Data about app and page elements
* * * * * * * * *
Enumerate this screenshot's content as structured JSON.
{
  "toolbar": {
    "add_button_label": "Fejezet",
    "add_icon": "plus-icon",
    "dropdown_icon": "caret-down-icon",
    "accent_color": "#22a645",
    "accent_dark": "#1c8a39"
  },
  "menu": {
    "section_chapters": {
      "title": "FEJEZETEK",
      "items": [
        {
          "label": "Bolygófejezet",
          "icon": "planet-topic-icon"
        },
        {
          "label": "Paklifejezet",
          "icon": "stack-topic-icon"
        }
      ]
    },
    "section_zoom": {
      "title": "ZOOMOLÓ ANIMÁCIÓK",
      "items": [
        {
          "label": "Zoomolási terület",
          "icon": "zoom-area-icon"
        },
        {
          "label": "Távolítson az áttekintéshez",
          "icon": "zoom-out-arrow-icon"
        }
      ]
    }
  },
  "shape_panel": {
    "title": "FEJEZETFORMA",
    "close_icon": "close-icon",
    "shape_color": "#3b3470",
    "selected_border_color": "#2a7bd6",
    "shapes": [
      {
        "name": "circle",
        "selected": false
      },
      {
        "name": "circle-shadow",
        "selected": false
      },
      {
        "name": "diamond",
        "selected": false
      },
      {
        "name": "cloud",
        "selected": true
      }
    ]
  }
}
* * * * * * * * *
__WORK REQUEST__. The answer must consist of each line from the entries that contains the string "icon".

__EXPECTED OUTPUT__.
    "add_icon": "plus-icon",
    "dropdown_icon": "caret-down-icon",
          "icon": "planet-topic-icon"
          "icon": "stack-topic-icon"
          "icon": "zoom-area-icon"
          "icon": "zoom-out-arrow-icon"
    "close_icon": "close-icon",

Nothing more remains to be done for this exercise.